Celtic Ps and Qs
Posted by Smokey Stover on March 09, 2005
In Reply to: Celtic Ps and Qs posted by Shae on March 09, 2005
: Just an explanatory note to my response to ESC below:
: There are two surviving dialects of the Celtic language. Linguists label them as Q-Celtic and P-Celtic. Irish, Scottish and Manx are Q-Celtic and are believed to be older than P-Celtic. The dialect spoken in Wales, Cornwall and Brittany is/was P-Celtic.
: The letter 'Q' doesn't exist now in the Gaelic alphabet, but it was used in the earliest inscriptions on stone to express the 'k' sound. Thus 'Maq' was 'son of . . ' In modern Irish, the 'q' has been replaced by 'c' so we now have 'Mac.'
: The Brythonic Celts used the P-Celtic dialect.

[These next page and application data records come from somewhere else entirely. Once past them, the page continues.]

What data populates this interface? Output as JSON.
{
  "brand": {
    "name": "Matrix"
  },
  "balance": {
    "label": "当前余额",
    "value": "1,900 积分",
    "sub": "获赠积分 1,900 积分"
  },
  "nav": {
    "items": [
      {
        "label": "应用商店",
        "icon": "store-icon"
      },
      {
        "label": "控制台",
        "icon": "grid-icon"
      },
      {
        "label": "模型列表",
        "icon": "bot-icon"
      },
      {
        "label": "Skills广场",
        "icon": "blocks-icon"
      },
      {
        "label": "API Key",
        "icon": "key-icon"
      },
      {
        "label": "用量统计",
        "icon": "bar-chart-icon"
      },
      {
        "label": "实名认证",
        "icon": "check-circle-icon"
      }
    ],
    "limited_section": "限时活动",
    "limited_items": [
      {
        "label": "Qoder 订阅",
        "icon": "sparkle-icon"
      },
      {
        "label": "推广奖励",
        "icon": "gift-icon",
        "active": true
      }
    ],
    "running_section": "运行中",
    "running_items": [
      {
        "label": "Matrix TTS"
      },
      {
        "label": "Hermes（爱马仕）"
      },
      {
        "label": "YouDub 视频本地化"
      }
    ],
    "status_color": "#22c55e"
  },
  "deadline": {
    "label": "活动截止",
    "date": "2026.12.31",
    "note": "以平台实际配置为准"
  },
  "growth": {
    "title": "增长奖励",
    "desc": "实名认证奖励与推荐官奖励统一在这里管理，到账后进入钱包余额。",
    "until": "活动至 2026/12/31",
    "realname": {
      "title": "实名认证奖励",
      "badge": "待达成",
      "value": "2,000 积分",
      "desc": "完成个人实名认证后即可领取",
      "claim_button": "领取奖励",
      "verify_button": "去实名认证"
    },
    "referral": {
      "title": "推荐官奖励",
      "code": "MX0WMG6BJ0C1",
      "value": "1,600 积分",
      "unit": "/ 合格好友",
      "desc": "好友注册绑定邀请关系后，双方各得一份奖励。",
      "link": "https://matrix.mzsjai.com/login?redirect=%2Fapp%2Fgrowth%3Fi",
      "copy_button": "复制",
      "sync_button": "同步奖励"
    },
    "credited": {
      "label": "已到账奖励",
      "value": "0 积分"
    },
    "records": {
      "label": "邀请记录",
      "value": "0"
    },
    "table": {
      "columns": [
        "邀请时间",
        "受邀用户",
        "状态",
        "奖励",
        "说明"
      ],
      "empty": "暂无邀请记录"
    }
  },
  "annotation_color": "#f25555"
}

They used the 'P' sound instead of the 'Q' sound. So, 'son of . . .' was pronounced 'map' as opposed to 'mac.' In modern Welsh, it's often abbreviated to "'ap"
: Just thought you all should know that.
I am indeed glad to know that. Since the entire western end of Europe, Ireland through France and northern Italy, was populated by Celts, this would mean that the Celts, wherever they may have come from, would have landed (or survived) in Ireland earlier than in, say, northern Italy. Or, since newer can signify a greater rate of change, perhaps the Brythonic Celts were less conservative in adopting linguistic change. Or perhaps the Brythonic areas were overrun by Celts from a different part of the Celtic homeland or at a later date than those who entered Ireland. Any doctrine on this available? And by the way, you didn't mention the William / Gwyliam / Guillaume differentiation. Nor the oddity of the lateral fricative in Welsh. SS